EXERCISE AIM »
Reproduce each of the entries that follow, exactly.

SOURCE MATERIAL below:

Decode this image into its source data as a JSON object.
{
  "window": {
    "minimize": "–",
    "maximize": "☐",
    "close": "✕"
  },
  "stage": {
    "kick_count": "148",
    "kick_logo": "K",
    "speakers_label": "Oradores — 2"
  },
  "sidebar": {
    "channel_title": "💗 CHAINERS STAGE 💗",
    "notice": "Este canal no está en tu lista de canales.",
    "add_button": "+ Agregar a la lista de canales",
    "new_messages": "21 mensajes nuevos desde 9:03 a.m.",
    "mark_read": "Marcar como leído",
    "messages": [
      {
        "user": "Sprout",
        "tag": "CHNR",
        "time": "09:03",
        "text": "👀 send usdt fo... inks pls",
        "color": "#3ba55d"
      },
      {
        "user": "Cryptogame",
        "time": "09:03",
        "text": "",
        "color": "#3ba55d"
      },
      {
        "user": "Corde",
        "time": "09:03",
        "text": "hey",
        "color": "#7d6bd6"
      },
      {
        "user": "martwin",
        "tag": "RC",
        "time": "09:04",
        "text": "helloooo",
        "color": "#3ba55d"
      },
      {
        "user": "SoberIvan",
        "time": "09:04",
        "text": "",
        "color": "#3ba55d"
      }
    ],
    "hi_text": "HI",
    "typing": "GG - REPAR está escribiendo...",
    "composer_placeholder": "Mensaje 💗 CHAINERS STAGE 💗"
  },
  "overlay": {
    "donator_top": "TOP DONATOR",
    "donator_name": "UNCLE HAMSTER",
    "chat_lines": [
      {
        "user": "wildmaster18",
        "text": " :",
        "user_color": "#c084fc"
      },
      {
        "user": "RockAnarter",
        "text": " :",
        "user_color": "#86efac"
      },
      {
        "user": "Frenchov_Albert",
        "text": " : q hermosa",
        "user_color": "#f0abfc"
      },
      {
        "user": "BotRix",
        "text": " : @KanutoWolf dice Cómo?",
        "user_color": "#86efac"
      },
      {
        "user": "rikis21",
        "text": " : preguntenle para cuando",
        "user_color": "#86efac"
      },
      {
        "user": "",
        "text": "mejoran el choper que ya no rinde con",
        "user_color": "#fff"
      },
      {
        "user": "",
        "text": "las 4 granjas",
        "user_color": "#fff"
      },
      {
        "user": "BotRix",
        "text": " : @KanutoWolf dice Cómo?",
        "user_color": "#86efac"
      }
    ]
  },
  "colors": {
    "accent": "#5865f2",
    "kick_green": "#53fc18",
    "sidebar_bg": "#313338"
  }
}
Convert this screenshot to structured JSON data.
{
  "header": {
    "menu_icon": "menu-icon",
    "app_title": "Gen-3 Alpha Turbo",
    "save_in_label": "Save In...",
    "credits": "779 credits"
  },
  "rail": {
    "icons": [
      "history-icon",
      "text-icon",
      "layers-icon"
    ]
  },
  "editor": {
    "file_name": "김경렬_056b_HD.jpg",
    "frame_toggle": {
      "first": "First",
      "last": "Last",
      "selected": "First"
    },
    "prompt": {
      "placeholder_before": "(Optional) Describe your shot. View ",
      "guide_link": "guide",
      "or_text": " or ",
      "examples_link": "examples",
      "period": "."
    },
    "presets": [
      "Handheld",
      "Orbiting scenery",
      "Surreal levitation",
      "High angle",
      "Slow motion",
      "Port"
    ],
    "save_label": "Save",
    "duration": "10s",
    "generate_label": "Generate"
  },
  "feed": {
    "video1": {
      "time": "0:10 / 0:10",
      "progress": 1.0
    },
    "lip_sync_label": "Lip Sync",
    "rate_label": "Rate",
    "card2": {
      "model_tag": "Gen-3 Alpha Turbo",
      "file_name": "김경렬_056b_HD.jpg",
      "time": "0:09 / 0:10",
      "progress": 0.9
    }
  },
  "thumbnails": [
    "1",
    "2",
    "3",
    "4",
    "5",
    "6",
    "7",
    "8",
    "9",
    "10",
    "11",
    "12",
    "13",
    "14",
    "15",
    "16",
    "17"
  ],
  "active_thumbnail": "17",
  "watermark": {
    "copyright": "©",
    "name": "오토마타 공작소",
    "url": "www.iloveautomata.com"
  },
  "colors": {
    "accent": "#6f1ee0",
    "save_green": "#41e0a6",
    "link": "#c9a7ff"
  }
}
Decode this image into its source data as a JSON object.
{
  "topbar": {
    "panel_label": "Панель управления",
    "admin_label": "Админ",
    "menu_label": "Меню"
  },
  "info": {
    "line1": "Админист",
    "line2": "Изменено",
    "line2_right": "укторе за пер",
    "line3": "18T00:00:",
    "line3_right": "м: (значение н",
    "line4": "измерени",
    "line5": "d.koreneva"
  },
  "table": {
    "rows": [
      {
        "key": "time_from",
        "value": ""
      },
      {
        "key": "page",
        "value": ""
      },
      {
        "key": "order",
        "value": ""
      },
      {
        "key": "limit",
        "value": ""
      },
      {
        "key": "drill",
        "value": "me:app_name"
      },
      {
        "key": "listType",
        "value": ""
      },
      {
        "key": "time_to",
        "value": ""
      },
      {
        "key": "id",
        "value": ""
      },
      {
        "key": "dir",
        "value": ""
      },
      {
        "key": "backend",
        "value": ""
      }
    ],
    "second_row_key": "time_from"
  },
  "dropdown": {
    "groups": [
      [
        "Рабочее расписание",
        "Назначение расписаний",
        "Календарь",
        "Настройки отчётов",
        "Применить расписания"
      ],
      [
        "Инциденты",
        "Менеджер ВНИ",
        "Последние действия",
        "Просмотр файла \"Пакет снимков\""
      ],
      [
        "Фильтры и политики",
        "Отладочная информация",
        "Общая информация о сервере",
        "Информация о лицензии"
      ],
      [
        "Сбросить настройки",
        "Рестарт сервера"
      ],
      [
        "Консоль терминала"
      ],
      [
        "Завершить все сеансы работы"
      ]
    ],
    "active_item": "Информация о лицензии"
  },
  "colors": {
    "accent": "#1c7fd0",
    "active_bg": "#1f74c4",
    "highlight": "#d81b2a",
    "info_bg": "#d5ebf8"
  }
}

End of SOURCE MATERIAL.

SOLUTION FOR THIS PROBLEM »
Decode this image into its source data as a JSON object.
{
  "window": {
    "minimize": "–",
    "maximize": "☐",
    "close": "✕"
  },
  "stage": {
    "kick_count": "148",
    "kick_logo": "K",
    "speakers_label": "Oradores — 2"
  },
  "sidebar": {
    "channel_title": "💗 CHAINERS STAGE 💗",
    "notice": "Este canal no está en tu lista de canales.",
    "add_button": "+ Agregar a la lista de canales",
    "new_messages": "21 mensajes nuevos desde 9:03 a.m.",
    "mark_read": "Marcar como leído",
    "messages": [
      {
        "user": "Sprout",
        "tag": "CHNR",
        "time": "09:03",
        "text": "👀 send usdt fo... inks pls",
        "color": "#3ba55d"
      },
      {
        "user": "Cryptogame",
        "time": "09:03",
        "text": "",
        "color": "#3ba55d"
      },
      {
        "user": "Corde",
        "time": "09:03",
        "text": "hey",
        "color": "#7d6bd6"
      },
      {
        "user": "martwin",
        "tag": "RC",
        "time": "09:04",
        "text": "helloooo",
        "color": "#3ba55d"
      },
      {
        "user": "SoberIvan",
        "time": "09:04",
        "text": "",
        "color": "#3ba55d"
      }
    ],
    "hi_text": "HI",
    "typing": "GG - REPAR está escribiendo...",
    "composer_placeholder": "Mensaje 💗 CHAINERS STAGE 💗"
  },
  "overlay": {
    "donator_top": "TOP DONATOR",
    "donator_name": "UNCLE HAMSTER",
    "chat_lines": [
      {
        "user": "wildmaster18",
        "text": " :",
        "user_color": "#c084fc"
      },
      {
        "user": "RockAnarter",
        "text": " :",
        "user_color": "#86efac"
      },
      {
        "user": "Frenchov_Albert",
        "text": " : q hermosa",
        "user_color": "#f0abfc"
      },
      {
        "user": "BotRix",
        "text": " : @KanutoWolf dice Cómo?",
        "user_color": "#86efac"
      },
      {
        "user": "rikis21",
        "text": " : preguntenle para cuando",
        "user_color": "#86efac"
      },
      {
        "user": "",
        "text": "mejoran el choper que ya no rinde con",
        "user_color": "#fff"
      },
      {
        "user": "",
        "text": "las 4 granjas",
        "user_color": "#fff"
      },
      {
        "user": "BotRix",
        "text": " : @KanutoWolf dice Cómo?",
        "user_color": "#86efac"
      }
    ]
  },
  "colors": {
    "accent": "#5865f2",
    "kick_green": "#53fc18",
    "sidebar_bg": "#313338"
  }
}
Convert this screenshot to structured JSON data.
{
  "header": {
    "menu_icon": "menu-icon",
    "app_title": "Gen-3 Alpha Turbo",
    "save_in_label": "Save In...",
    "credits": "779 credits"
  },
  "rail": {
    "icons": [
      "history-icon",
      "text-icon",
      "layers-icon"
    ]
  },
  "editor": {
    "file_name": "김경렬_056b_HD.jpg",
    "frame_toggle": {
      "first": "First",
      "last": "Last",
      "selected": "First"
    },
    "prompt": {
      "placeholder_before": "(Optional) Describe your shot. View ",
      "guide_link": "guide",
      "or_text": " or ",
      "examples_link": "examples",
      "period": "."
    },
    "presets": [
      "Handheld",
      "Orbiting scenery",
      "Surreal levitation",
      "High angle",
      "Slow motion",
      "Port"
    ],
    "save_label": "Save",
    "duration": "10s",
    "generate_label": "Generate"
  },
  "feed": {
    "video1": {
      "time": "0:10 / 0:10",
      "progress": 1.0
    },
    "lip_sync_label": "Lip Sync",
    "rate_label": "Rate",
    "card2": {
      "model_tag": "Gen-3 Alpha Turbo",
      "file_name": "김경렬_056b_HD.jpg",
      "time": "0:09 / 0:10",
      "progress": 0.9
    }
  },
  "thumbnails": [
    "1",
    "2",
    "3",
    "4",
    "5",
    "6",
    "7",
    "8",
    "9",
    "10",
    "11",
    "12",
    "13",
    "14",
    "15",
    "16",
    "17"
  ],
  "active_thumbnail": "17",
  "watermark": {
    "copyright": "©",
    "name": "오토마타 공작소",
    "url": "www.iloveautomata.com"
  },
  "colors": {
    "accent": "#6f1ee0",
    "save_green": "#41e0a6",
    "link": "#c9a7ff"
  }
}
Decode this image into its source data as a JSON object.
{
  "topbar": {
    "panel_label": "Панель управления",
    "admin_label": "Админ",
    "menu_label": "Меню"
  },
  "info": {
    "line1": "Админист",
    "line2": "Изменено",
    "line2_right": "укторе за пер",
    "line3": "18T00:00:",
    "line3_right": "м: (значение н",
    "line4": "измерени",
    "line5": "d.koreneva"
  },
  "table": {
    "rows": [
      {
        "key": "time_from",
        "value": ""
      },
      {
        "key": "page",
        "value": ""
      },
      {
        "key": "order",
        "value": ""
      },
      {
        "key": "limit",
        "value": ""
      },
      {
        "key": "drill",
        "value": "me:app_name"
      },
      {
        "key": "listType",
        "value": ""
      },
      {
        "key": "time_to",
        "value": ""
      },
      {
        "key": "id",
        "value": ""
      },
      {
        "key": "dir",
        "value": ""
      },
      {
        "key": "backend",
        "value": ""
      }
    ],
    "second_row_key": "time_from"
  },
  "dropdown": {
    "groups": [
      [
        "Рабочее расписание",
        "Назначение расписаний",
        "Календарь",
        "Настройки отчётов",
        "Применить расписания"
      ],
      [
        "Инциденты",
        "Менеджер ВНИ",
        "Последние действия",
        "Просмотр файла \"Пакет снимков\""
      ],
      [
        "Фильтры и политики",
        "Отладочная информация",
        "Общая информация о сервере",
        "Информация о лицензии"
      ],
      [
        "Сбросить настройки",
        "Рестарт сервера"
      ],
      [
        "Консоль терминала"
      ],
      [
        "Завершить все сеансы работы"
      ]
    ],
    "active_item": "Информация о лицензии"
  },
  "colors": {
    "accent": "#1c7fd0",
    "active_bg": "#1f74c4",
    "highlight": "#d81b2a",
    "info_bg": "#d5ebf8"
  }
}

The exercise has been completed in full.